High levels of post-harvest losses continue to persist in fresh produce value chains in Sri Lanka. This is despite the problem having received the attention of successive governments over the past 35 – 40 years. Further, university faculties and research institutes in the country have not been able to contribute effectively to address this issue.
Minimising post-harvest losses is essential to facilitate the food security of a nation.
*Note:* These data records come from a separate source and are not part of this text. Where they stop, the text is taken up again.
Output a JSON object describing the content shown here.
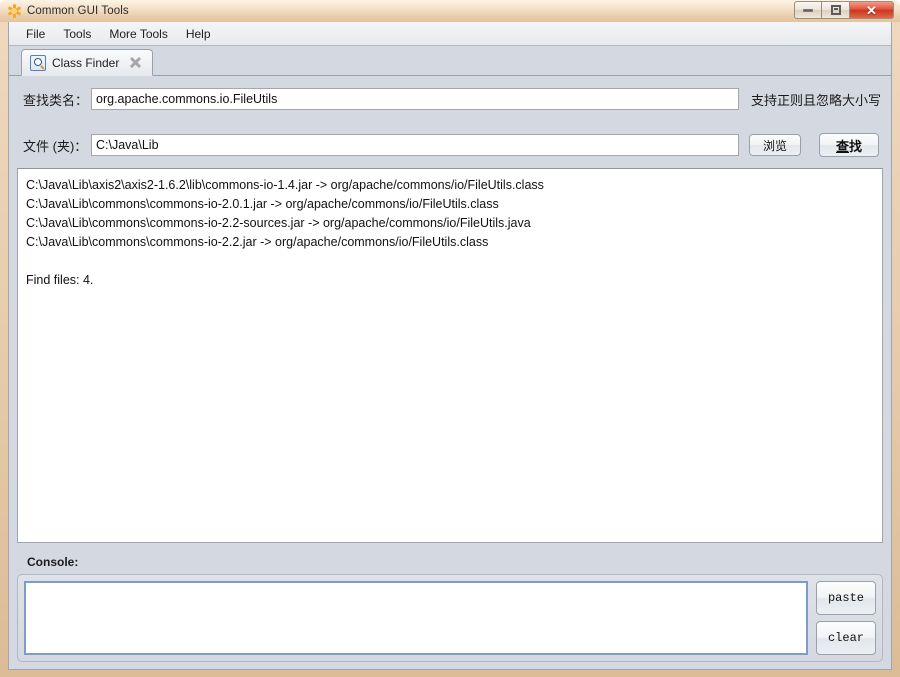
{
  "window": {
    "title": "Common GUI Tools",
    "icon": "asterisk-flower-icon",
    "ghost_text": "",
    "controls": {
      "minimize": "minimize-icon",
      "maximize": "maximize-icon",
      "close": "✕"
    }
  },
  "menu": {
    "items": [
      {
        "label": "File"
      },
      {
        "label": "Tools"
      },
      {
        "label": "More Tools"
      },
      {
        "label": "Help"
      }
    ]
  },
  "tabs": [
    {
      "label": "Class Finder",
      "icon": "magnifier-icon",
      "close_icon": "close-icon",
      "active": true
    }
  ],
  "form": {
    "class_name": {
      "label": "查找类名：",
      "value": "org.apache.commons.io.FileUtils",
      "placeholder": ""
    },
    "hint": "支持正则且忽略大小写",
    "folder": {
      "label": "文件 (夹)：",
      "value": "C:\\Java\\Lib",
      "placeholder": ""
    },
    "browse_button": "浏览",
    "search_button_first_char": "查",
    "search_button_rest": "找"
  },
  "results": {
    "lines": [
      "C:\\Java\\Lib\\axis2\\axis2-1.6.2\\lib\\commons-io-1.4.jar -> org/apache/commons/io/FileUtils.class",
      "C:\\Java\\Lib\\commons\\commons-io-2.0.1.jar -> org/apache/commons/io/FileUtils.class",
      "C:\\Java\\Lib\\commons\\commons-io-2.2-sources.jar -> org/apache/commons/io/FileUtils.java",
      "C:\\Java\\Lib\\commons\\commons-io-2.2.jar -> org/apache/commons/io/FileUtils.class",
      "",
      "Find files: 4."
    ]
  },
  "console": {
    "label": "Console:",
    "value": "",
    "placeholder": "",
    "paste_button": "paste",
    "clear_button": "clear"
  },
  "colors": {
    "window_frame": "#e8cdae",
    "client_bg": "#d4d8e0",
    "close_button": "#c8381f",
    "tab_icon_blue": "#36567f",
    "console_border": "#7d9dc4"
  }
}
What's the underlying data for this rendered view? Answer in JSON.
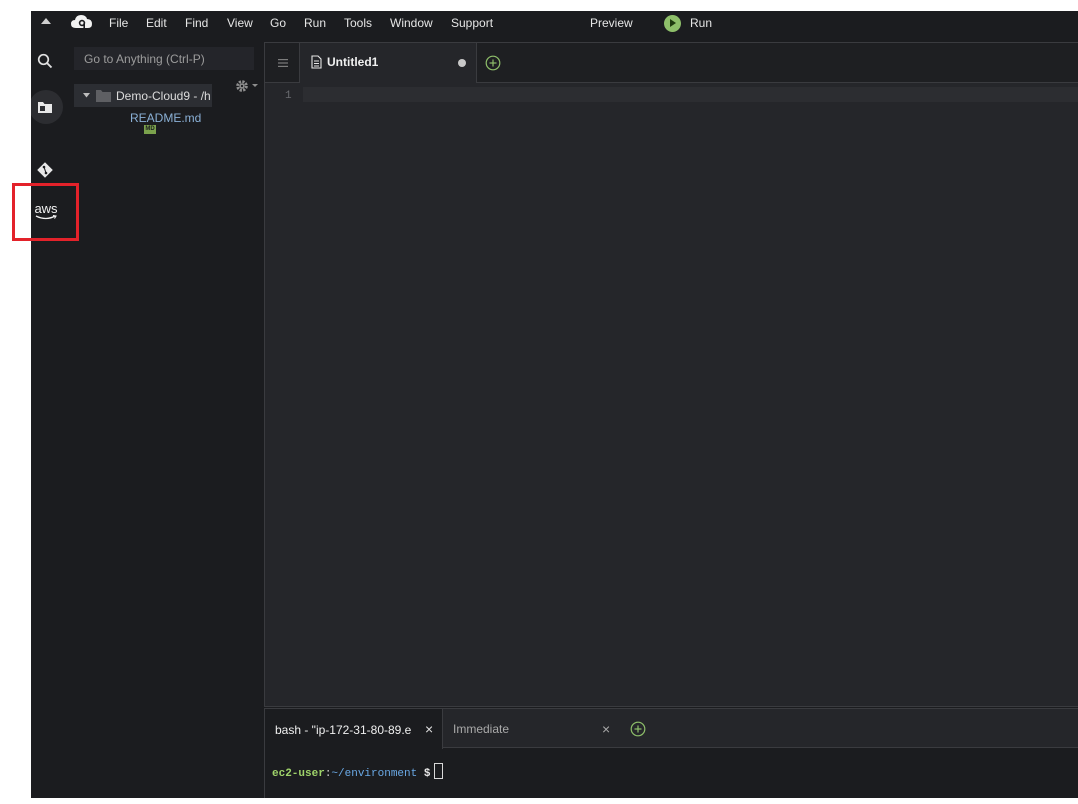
{
  "menubar": {
    "items": [
      "File",
      "Edit",
      "Find",
      "View",
      "Go",
      "Run",
      "Tools",
      "Window",
      "Support"
    ],
    "preview_label": "Preview",
    "run_label": "Run"
  },
  "sidebar": {
    "icons": [
      "search-icon",
      "files-icon",
      "git-icon",
      "aws-icon"
    ],
    "aws_label": "aws"
  },
  "file_tree": {
    "search_placeholder": "Go to Anything (Ctrl-P)",
    "root_label": "Demo-Cloud9 - /h",
    "files": [
      {
        "name": "README.md",
        "badge": "MD"
      }
    ]
  },
  "editor": {
    "tabs": [
      {
        "label": "Untitled1",
        "modified": true
      }
    ],
    "line_numbers": [
      "1"
    ]
  },
  "terminal": {
    "tabs": [
      "bash - \"ip-172-31-80-89.e",
      "Immediate"
    ],
    "close_glyph": "×",
    "prompt_user": "ec2-user",
    "prompt_colon": ":",
    "prompt_path": "~/environment",
    "prompt_symbol": "$"
  },
  "colors": {
    "background": "#1b1c1f",
    "editor_bg": "#25262a",
    "accent_green": "#8ebf6a",
    "highlight": "#e3222a",
    "link_blue": "#8ab0d6"
  }
}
Loss reduction not only entails the careful handling of produce from time of harvest until it reaches the consumer, but also includes the adoption of good pre-harvest agricultural practices in order to optimise a product’s post-harvest quality.
The speaker will present the reasons for the persistence of the problem, its consequences, and highlight some issues that need to be addressed if post-harvest loss is to be reduced to internationally acceptable levels – i.e., not exceeding 10%.